“Wait Till Next Year” was splashed across the front page of the Brooklyn Eagle the next day, but it ran well below the fold. Commanding the top of Page 1, as would be the case for many months to come, was a headline reporting on Nazi advances in Europe. The 1941 World Series had been a welcome distraction, but now it was back to the reality of a war rapidly expanding in scope. In two months’ time, the United States would be dragged into the fray, and nothing would ever be the same. More than half of the 38 men who played in the ’41 Classic would serve their country during World War II, including future Hall of Famers Dickey, DiMaggio, Gordon, Rizzuto and Ruffing. Even the 51-year-old MacPhail — whose brazen attempt to kidnap former German emperor Kaiser Wilhelm II during World War I nearly cost him his life — re-enlisted in the Army, rising to the rank of colonel.

For the next three seasons, scores of major leaguers sacrificed prime years of their playing careers to support the Allied effort. When they returned after the war ended, many found it difficult, if not impossible, to regain their prior level of play, if they were lucky enough to get back to the majors at all.

Two weeks after winning the 1941 World Series, Sturm married his high school sweetheart, Florence Knobbe, and the 25-year-old’s future couldn’t have looked any brighter. But following the attack on Pearl Harbor on Dec. 7, a date which has indeed lived in infamy, Sturm enlisted in the Army Air Forces. Assigned to Jefferson Barracks in Missouri, where he managed a baseball team that included Reiser, Sturm was clearing land for a baseball diamond when he suffered a horrific injury to his non-throwing hand in a tractor accident. After an honorable discharge from the service in November 1945, Sturm attempted to win back his old job with the 1946 Yankees, but injuries caught up to the 30-year-old, and he spent the rest of his career in the minors.

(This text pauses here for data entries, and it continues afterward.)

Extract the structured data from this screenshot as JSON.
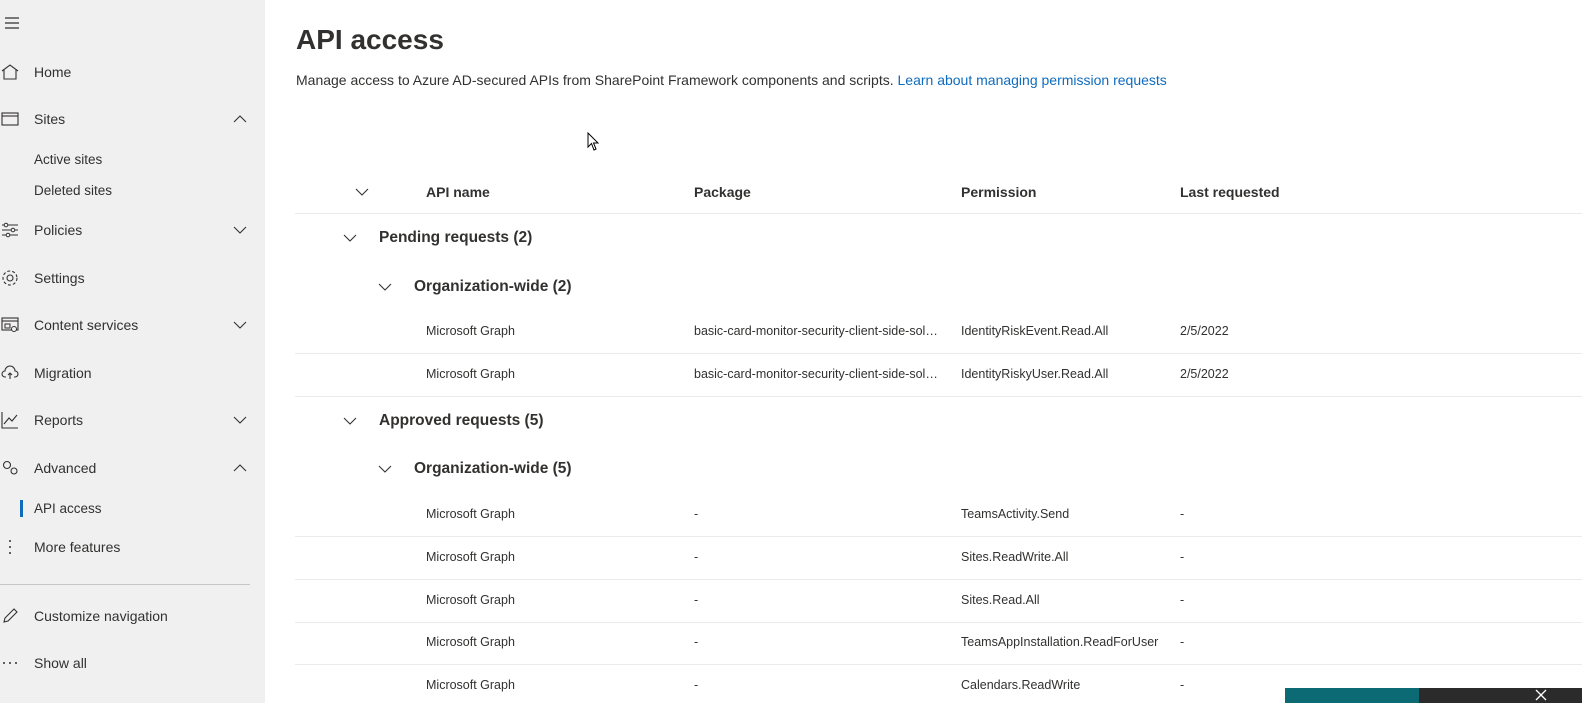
{
  "sidebar": {
    "home": "Home",
    "sites": "Sites",
    "active_sites": "Active sites",
    "deleted_sites": "Deleted sites",
    "policies": "Policies",
    "settings": "Settings",
    "content_services": "Content services",
    "migration": "Migration",
    "reports": "Reports",
    "advanced": "Advanced",
    "api_access": "API access",
    "more_features": "More features",
    "customize_navigation": "Customize navigation",
    "show_all": "Show all"
  },
  "page": {
    "title": "API access",
    "description": "Manage access to Azure AD-secured APIs from SharePoint Framework components and scripts.",
    "learn_link": "Learn about managing permission requests"
  },
  "table": {
    "columns": [
      "API name",
      "Package",
      "Permission",
      "Last requested"
    ],
    "pending": {
      "label": "Pending requests (2)",
      "org_label": "Organization-wide (2)",
      "rows": [
        [
          "Microsoft Graph",
          "basic-card-monitor-security-client-side-soluti...",
          "IdentityRiskEvent.Read.All",
          "2/5/2022"
        ],
        [
          "Microsoft Graph",
          "basic-card-monitor-security-client-side-soluti...",
          "IdentityRiskyUser.Read.All",
          "2/5/2022"
        ]
      ]
    },
    "approved": {
      "label": "Approved requests (5)",
      "org_label": "Organization-wide (5)",
      "rows": [
        [
          "Microsoft Graph",
          "-",
          "TeamsActivity.Send",
          "-"
        ],
        [
          "Microsoft Graph",
          "-",
          "Sites.ReadWrite.All",
          "-"
        ],
        [
          "Microsoft Graph",
          "-",
          "Sites.Read.All",
          "-"
        ],
        [
          "Microsoft Graph",
          "-",
          "TeamsAppInstallation.ReadForUser",
          "-"
        ],
        [
          "Microsoft Graph",
          "-",
          "Calendars.ReadWrite",
          "-"
        ]
      ]
    }
  },
  "colors": {
    "sidebar_bg": "#f0f0f0",
    "link": "#0f6cbd",
    "active_indicator": "#0f6cbd",
    "text": "#323130",
    "toast_teal": "#0b6a73"
  },
  "icons": {
    "menu": "hamburger-icon",
    "home": "home-icon",
    "sites": "sites-icon",
    "policies": "policies-icon",
    "settings": "gear-icon",
    "content_services": "content-services-icon",
    "migration": "cloud-upload-icon",
    "reports": "chart-icon",
    "advanced": "gears-icon",
    "more": "more-vertical-icon",
    "customize": "pencil-icon",
    "show_all": "ellipsis-icon"
  }
}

Eighty years after their first meeting and 40 years since their last, the Yankees and Dodgers fell short of a Fall Classic matchup this year. But the next matchup featuring these two marquee franchises steeped in history and tradition is sure to capture the nation’s attention and distract from anything going on in the world. If and when that happens, Sturm’s tale could serve as a reminder to all involved that such an opportunity must be savored because nothing in baseball is guaranteed.